===== Stored data =====

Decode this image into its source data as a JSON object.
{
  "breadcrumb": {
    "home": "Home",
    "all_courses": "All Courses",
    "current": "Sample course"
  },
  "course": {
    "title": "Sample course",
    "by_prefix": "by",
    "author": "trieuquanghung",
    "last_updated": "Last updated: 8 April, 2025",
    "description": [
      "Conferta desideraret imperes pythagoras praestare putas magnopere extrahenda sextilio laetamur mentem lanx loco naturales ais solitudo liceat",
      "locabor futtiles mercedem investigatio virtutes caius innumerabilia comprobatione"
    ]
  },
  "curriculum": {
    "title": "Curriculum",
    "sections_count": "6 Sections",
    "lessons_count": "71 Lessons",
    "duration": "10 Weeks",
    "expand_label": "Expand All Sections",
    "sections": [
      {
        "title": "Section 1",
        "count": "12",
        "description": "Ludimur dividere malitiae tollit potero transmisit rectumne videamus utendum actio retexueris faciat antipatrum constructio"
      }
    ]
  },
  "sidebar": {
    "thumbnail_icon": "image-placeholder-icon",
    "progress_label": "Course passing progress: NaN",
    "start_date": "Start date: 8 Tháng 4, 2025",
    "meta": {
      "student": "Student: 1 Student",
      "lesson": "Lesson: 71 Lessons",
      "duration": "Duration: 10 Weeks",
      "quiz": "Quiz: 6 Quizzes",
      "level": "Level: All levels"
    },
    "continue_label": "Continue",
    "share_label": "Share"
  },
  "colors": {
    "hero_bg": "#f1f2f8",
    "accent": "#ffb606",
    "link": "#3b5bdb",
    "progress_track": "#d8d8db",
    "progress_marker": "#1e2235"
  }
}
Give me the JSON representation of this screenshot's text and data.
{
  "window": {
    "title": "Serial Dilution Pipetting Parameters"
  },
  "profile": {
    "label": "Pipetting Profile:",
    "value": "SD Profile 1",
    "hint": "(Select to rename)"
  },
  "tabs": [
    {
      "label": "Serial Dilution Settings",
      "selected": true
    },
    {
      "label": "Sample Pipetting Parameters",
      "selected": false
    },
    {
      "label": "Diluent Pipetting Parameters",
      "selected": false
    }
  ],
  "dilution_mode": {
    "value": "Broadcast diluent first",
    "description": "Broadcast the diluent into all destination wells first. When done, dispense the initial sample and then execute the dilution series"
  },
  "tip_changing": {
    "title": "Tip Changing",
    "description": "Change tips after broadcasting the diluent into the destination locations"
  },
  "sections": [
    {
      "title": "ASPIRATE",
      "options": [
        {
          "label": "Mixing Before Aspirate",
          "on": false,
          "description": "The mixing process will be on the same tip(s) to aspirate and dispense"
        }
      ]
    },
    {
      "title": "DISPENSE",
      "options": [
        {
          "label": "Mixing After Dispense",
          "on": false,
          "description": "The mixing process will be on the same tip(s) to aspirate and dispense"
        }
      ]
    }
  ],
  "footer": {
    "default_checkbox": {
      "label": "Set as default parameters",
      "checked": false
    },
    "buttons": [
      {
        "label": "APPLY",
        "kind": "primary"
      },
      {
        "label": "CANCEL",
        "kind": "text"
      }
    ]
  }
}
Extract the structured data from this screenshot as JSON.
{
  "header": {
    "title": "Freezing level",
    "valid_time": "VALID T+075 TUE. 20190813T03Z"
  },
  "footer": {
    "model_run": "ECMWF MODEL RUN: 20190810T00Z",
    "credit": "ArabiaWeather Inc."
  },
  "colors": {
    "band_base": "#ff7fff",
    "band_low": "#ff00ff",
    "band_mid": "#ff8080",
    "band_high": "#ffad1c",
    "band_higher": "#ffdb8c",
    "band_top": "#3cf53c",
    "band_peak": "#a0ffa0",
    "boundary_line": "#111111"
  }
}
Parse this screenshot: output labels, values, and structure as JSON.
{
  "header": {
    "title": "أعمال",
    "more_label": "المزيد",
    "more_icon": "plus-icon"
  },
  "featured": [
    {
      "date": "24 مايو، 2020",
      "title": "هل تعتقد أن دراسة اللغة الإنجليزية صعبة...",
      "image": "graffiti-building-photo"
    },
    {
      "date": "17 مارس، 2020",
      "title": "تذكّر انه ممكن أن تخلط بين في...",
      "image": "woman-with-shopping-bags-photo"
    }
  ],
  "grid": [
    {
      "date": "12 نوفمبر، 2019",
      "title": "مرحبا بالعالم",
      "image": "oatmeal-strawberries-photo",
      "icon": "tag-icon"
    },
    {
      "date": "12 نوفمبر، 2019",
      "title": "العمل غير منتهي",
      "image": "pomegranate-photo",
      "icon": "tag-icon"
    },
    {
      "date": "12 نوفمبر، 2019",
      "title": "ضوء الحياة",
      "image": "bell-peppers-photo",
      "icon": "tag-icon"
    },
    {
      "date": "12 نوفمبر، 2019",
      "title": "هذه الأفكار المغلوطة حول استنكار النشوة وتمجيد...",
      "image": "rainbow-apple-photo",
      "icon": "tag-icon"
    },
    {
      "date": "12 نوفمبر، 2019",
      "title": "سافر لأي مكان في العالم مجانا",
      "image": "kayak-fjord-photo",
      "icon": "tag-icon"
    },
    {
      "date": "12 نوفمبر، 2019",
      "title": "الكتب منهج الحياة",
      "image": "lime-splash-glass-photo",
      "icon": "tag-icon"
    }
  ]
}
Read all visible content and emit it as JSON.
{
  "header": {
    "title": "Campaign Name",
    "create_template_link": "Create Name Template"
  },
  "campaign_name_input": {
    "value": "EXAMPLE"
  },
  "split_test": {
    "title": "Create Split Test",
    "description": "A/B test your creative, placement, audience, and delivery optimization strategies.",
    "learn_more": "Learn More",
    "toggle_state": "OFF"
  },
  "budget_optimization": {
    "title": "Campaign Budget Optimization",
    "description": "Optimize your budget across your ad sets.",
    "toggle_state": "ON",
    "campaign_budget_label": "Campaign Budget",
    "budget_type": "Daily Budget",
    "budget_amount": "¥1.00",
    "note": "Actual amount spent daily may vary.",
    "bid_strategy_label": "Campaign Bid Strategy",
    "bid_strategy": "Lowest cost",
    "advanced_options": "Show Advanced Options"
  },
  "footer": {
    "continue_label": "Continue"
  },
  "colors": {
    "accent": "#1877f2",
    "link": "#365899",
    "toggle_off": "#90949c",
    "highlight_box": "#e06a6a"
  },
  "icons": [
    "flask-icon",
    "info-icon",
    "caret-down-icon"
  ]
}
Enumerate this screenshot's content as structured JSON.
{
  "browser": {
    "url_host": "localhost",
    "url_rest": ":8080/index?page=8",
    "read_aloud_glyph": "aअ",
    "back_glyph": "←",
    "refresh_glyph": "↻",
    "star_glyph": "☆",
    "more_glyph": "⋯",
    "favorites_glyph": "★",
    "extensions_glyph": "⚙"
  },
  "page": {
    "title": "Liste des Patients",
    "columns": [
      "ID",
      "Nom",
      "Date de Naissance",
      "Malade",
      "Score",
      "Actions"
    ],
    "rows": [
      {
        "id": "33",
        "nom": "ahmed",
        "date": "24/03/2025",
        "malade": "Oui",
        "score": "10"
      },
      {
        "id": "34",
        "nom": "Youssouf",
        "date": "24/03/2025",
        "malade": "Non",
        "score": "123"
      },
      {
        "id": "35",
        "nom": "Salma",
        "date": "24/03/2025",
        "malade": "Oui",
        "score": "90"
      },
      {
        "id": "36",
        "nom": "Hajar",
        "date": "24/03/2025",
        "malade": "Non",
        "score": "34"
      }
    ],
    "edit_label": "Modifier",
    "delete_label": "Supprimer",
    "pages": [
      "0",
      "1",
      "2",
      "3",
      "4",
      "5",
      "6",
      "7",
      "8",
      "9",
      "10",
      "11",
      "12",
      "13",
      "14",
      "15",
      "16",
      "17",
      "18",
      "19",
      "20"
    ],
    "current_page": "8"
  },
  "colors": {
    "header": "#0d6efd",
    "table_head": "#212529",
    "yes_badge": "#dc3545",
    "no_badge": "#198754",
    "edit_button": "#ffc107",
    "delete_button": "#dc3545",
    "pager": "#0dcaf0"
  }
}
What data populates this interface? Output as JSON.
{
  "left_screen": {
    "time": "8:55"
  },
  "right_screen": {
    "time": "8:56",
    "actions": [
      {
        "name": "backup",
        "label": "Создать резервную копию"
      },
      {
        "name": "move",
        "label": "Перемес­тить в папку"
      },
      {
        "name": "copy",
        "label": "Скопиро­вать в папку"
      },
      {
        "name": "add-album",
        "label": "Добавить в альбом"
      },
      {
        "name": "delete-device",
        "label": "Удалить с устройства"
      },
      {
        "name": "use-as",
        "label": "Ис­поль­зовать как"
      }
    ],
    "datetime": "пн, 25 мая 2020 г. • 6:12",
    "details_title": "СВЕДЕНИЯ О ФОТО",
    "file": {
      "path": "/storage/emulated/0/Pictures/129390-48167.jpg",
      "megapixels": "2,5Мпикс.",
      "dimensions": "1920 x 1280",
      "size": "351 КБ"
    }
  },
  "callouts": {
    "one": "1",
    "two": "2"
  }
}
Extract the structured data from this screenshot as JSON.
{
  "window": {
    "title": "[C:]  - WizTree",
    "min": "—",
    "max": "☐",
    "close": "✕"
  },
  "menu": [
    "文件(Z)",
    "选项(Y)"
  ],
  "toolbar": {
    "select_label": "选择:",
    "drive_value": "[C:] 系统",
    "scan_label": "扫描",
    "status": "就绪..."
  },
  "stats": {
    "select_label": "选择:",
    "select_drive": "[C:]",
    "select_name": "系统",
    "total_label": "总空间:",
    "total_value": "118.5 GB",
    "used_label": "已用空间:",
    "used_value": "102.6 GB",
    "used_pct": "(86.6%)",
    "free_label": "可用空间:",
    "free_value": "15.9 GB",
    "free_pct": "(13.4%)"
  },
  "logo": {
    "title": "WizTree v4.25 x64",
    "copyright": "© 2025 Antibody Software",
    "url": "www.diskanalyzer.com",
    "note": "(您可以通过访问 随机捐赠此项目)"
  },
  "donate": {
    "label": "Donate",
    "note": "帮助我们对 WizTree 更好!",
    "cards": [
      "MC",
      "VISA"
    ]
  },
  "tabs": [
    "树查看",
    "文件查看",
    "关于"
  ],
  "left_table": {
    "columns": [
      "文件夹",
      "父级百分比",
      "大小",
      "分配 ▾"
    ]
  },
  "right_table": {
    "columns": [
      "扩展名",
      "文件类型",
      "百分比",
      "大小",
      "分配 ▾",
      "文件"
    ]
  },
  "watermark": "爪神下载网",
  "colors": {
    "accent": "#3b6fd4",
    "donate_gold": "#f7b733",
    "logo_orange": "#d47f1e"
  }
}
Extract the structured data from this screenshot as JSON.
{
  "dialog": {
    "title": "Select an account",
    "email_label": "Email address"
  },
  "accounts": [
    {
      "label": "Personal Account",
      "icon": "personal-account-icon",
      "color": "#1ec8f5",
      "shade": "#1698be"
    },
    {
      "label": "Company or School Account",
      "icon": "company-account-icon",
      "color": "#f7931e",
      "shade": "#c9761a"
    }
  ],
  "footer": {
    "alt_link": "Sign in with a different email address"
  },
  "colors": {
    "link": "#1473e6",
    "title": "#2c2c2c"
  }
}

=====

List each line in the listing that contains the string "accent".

Solution for this exercise:
    "accent": "#ffb606",
    "accent": "#1877f2",
    "accent": "#3b6fd4",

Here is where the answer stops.